What you will do: Your answer must be a single number: how many lines in the records include the word "phone".

Data section:
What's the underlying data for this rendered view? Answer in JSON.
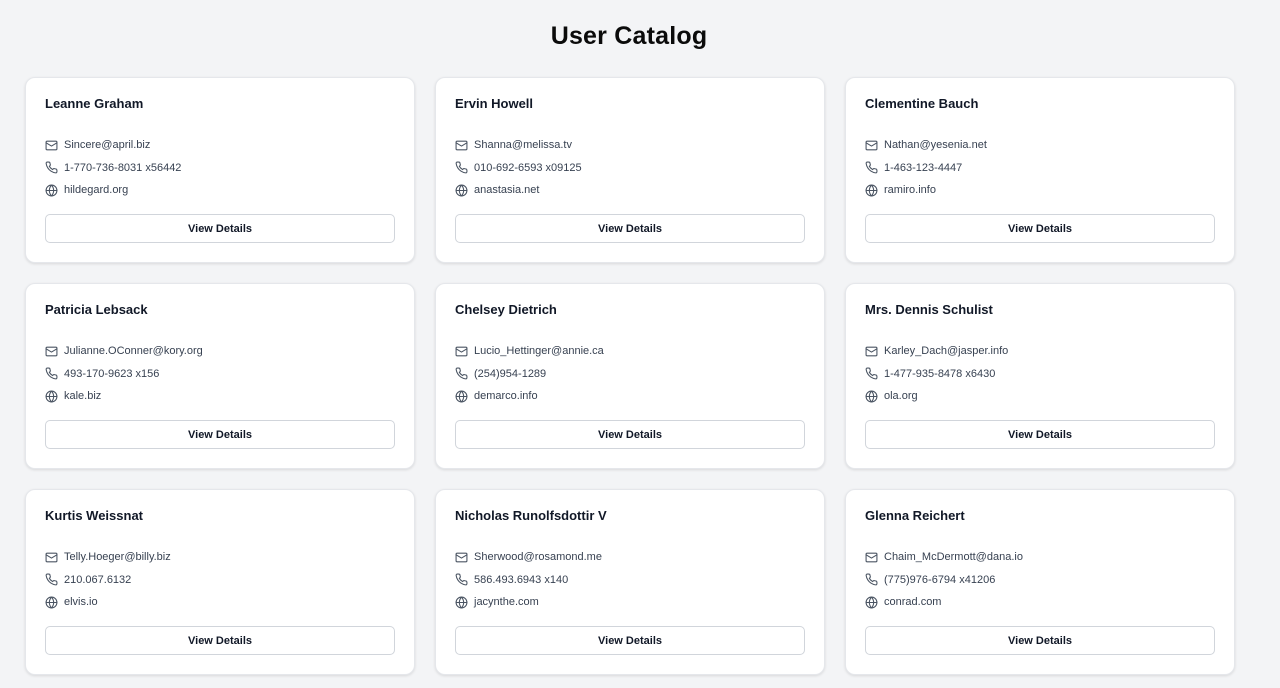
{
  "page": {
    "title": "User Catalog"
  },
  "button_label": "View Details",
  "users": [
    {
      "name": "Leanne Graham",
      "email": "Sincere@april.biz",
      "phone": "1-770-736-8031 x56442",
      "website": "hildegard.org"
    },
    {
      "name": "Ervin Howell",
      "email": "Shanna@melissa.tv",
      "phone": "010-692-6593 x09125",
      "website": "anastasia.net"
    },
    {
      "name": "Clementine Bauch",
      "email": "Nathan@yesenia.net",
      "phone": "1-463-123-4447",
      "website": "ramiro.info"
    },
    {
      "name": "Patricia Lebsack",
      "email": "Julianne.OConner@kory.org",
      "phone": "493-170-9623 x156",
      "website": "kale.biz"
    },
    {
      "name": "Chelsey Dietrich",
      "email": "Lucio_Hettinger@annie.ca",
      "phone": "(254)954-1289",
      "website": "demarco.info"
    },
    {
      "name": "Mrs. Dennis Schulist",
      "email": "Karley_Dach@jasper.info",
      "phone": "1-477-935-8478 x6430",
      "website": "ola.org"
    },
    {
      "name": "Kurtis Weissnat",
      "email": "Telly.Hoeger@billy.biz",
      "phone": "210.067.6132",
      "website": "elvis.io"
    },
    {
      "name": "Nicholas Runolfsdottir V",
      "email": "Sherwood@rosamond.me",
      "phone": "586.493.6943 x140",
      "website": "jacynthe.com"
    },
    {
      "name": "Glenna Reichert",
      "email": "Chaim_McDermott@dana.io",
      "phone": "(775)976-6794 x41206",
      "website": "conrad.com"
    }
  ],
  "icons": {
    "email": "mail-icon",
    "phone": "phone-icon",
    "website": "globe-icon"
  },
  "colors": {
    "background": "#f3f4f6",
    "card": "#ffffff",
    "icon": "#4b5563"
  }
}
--
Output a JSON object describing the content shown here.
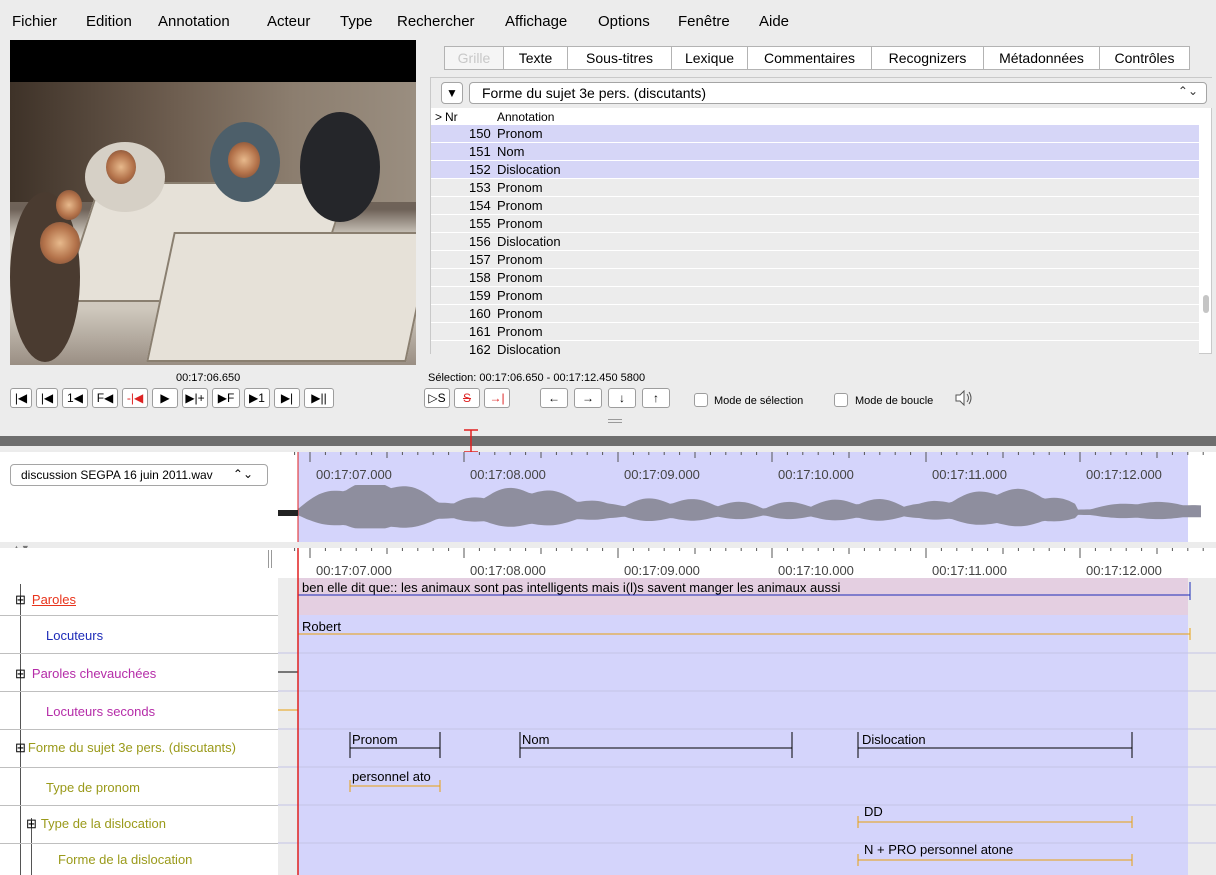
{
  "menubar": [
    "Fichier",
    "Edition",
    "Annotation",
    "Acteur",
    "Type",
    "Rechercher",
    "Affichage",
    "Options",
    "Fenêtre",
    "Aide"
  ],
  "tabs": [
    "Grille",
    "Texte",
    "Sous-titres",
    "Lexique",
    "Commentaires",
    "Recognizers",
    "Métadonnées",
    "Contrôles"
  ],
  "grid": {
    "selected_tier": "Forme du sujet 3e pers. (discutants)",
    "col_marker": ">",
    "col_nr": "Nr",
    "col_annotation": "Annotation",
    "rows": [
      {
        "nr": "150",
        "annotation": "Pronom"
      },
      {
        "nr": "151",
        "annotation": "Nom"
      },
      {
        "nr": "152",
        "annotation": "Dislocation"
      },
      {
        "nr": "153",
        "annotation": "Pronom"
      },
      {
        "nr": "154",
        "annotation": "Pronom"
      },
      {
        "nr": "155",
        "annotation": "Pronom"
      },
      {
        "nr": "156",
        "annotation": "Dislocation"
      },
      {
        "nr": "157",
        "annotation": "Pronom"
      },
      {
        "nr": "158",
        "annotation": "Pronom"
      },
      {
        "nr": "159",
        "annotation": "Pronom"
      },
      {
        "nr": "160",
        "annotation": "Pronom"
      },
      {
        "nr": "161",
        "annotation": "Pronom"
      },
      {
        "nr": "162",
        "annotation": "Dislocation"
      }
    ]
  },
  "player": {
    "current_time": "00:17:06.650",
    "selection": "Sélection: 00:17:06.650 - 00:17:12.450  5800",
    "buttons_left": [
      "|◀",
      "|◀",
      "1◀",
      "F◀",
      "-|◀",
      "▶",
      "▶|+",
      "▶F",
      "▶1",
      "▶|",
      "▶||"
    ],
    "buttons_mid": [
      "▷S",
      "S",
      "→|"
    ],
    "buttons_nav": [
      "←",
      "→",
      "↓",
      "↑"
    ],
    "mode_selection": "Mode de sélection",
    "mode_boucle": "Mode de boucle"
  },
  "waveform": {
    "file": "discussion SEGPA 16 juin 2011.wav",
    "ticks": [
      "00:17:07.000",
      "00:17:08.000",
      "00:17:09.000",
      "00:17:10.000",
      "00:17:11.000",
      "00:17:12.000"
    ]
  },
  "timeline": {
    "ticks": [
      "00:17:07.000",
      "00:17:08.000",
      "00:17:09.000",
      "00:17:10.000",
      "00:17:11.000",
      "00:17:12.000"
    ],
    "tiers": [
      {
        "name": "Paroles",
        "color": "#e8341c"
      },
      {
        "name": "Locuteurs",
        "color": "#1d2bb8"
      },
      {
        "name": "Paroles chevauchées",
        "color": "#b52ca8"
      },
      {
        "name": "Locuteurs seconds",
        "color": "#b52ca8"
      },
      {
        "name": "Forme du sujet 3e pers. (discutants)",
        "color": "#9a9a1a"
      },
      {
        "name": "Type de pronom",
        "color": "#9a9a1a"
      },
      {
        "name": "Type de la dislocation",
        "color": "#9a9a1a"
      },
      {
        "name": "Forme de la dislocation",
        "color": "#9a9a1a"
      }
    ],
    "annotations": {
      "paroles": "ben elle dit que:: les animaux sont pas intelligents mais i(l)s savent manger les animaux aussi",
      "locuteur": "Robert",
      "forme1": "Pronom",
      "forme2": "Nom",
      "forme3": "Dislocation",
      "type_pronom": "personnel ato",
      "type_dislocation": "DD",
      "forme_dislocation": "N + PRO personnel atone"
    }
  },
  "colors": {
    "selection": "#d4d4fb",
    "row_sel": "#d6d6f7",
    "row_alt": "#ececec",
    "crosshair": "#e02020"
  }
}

Response: 10